— Exercise directions —
Every line of the data below that holds the string "JSON" needs to be reported.

— Supplied information —

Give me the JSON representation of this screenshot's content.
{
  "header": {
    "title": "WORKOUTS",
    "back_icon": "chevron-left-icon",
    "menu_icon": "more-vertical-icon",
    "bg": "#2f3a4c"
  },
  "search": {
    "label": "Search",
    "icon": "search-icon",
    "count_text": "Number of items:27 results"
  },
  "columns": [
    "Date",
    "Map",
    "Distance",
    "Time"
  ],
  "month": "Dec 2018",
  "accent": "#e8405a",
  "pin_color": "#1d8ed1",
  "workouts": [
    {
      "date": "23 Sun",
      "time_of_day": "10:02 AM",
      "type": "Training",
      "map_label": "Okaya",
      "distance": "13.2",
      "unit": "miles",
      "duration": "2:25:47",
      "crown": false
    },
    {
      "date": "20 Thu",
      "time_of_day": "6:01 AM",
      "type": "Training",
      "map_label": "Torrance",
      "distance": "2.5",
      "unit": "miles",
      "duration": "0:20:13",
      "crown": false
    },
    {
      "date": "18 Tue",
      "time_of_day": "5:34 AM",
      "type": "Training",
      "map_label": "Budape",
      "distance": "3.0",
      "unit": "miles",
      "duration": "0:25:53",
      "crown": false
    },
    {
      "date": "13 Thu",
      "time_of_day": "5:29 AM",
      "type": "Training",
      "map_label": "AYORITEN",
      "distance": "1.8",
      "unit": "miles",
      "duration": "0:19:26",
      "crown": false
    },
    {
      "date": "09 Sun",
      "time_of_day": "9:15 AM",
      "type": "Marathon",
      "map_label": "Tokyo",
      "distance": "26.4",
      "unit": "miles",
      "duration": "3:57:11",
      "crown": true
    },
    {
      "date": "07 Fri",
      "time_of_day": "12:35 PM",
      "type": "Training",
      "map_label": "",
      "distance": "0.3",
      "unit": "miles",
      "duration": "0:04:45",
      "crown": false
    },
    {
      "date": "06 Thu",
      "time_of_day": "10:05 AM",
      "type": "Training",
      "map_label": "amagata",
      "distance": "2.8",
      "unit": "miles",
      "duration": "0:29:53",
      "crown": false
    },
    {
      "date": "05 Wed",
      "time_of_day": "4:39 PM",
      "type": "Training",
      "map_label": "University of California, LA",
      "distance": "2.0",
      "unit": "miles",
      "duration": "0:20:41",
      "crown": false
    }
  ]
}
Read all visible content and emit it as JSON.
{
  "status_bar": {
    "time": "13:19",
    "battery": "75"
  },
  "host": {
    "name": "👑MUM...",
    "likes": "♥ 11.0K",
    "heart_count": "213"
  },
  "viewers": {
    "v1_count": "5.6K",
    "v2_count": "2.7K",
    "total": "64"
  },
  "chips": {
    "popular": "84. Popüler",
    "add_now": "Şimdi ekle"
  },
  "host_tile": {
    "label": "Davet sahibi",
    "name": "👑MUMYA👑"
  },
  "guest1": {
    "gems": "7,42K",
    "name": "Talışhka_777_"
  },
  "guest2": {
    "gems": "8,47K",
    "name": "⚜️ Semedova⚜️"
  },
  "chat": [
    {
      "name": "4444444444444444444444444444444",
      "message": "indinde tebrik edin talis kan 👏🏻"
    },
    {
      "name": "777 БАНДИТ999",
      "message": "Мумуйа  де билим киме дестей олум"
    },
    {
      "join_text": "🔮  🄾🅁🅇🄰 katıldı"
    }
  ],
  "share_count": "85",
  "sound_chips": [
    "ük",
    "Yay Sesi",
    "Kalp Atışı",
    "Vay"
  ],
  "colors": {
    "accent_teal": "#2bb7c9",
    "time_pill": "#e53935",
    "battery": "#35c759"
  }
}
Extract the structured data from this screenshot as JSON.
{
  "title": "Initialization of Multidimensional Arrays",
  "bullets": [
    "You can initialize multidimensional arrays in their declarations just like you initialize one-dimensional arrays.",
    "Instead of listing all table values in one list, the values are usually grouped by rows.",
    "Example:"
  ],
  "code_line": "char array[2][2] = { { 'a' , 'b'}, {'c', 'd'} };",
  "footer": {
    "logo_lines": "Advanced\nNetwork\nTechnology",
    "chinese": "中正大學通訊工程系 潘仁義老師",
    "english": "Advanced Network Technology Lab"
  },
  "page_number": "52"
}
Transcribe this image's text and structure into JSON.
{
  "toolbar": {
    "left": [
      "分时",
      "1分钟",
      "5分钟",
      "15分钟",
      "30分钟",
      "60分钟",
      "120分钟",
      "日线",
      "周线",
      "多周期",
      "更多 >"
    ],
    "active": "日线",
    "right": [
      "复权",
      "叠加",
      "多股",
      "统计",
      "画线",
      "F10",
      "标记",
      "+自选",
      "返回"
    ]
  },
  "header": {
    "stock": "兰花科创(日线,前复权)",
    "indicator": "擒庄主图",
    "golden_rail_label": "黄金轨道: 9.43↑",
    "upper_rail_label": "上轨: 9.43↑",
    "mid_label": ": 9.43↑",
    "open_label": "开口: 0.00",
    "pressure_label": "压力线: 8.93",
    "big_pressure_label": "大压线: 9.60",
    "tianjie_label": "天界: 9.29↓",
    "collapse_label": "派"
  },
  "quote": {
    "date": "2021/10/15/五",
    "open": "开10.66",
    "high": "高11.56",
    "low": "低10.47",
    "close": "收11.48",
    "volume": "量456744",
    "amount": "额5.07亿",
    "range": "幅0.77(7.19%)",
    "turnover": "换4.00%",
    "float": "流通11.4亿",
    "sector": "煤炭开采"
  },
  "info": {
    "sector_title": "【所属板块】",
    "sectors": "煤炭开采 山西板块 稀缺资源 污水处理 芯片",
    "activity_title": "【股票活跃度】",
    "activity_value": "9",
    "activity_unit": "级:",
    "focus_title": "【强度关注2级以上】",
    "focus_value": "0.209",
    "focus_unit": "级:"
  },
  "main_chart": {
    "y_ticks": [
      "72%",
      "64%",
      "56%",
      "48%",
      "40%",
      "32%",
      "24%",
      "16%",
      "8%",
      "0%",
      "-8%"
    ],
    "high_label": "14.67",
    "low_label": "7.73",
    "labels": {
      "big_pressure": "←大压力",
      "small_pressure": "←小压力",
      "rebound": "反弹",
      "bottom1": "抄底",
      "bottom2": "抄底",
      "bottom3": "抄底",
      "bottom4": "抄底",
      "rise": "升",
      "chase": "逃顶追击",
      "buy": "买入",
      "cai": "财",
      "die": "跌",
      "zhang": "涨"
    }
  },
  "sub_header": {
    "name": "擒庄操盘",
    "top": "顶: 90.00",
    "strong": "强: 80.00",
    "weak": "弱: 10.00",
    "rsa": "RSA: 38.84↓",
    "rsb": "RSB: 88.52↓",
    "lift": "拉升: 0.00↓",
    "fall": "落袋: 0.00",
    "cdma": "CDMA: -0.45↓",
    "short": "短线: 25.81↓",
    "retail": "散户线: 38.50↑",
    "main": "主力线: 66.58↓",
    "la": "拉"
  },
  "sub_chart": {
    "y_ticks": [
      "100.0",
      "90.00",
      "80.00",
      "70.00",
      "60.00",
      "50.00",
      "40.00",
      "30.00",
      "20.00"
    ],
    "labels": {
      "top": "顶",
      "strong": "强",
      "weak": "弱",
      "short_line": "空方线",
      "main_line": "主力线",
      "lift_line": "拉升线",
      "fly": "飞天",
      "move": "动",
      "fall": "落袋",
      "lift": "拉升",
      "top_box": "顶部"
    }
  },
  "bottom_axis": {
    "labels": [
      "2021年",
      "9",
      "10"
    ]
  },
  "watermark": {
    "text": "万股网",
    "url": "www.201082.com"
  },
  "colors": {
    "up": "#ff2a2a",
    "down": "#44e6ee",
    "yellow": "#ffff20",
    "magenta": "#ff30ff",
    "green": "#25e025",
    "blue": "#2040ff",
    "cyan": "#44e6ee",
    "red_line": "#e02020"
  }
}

— Solution for this problem —
Give me the JSON representation of this screenshot's content.
Read all visible content and emit it as JSON.
Extract the structured data from this screenshot as JSON.
Transcribe this image's text and structure into JSON.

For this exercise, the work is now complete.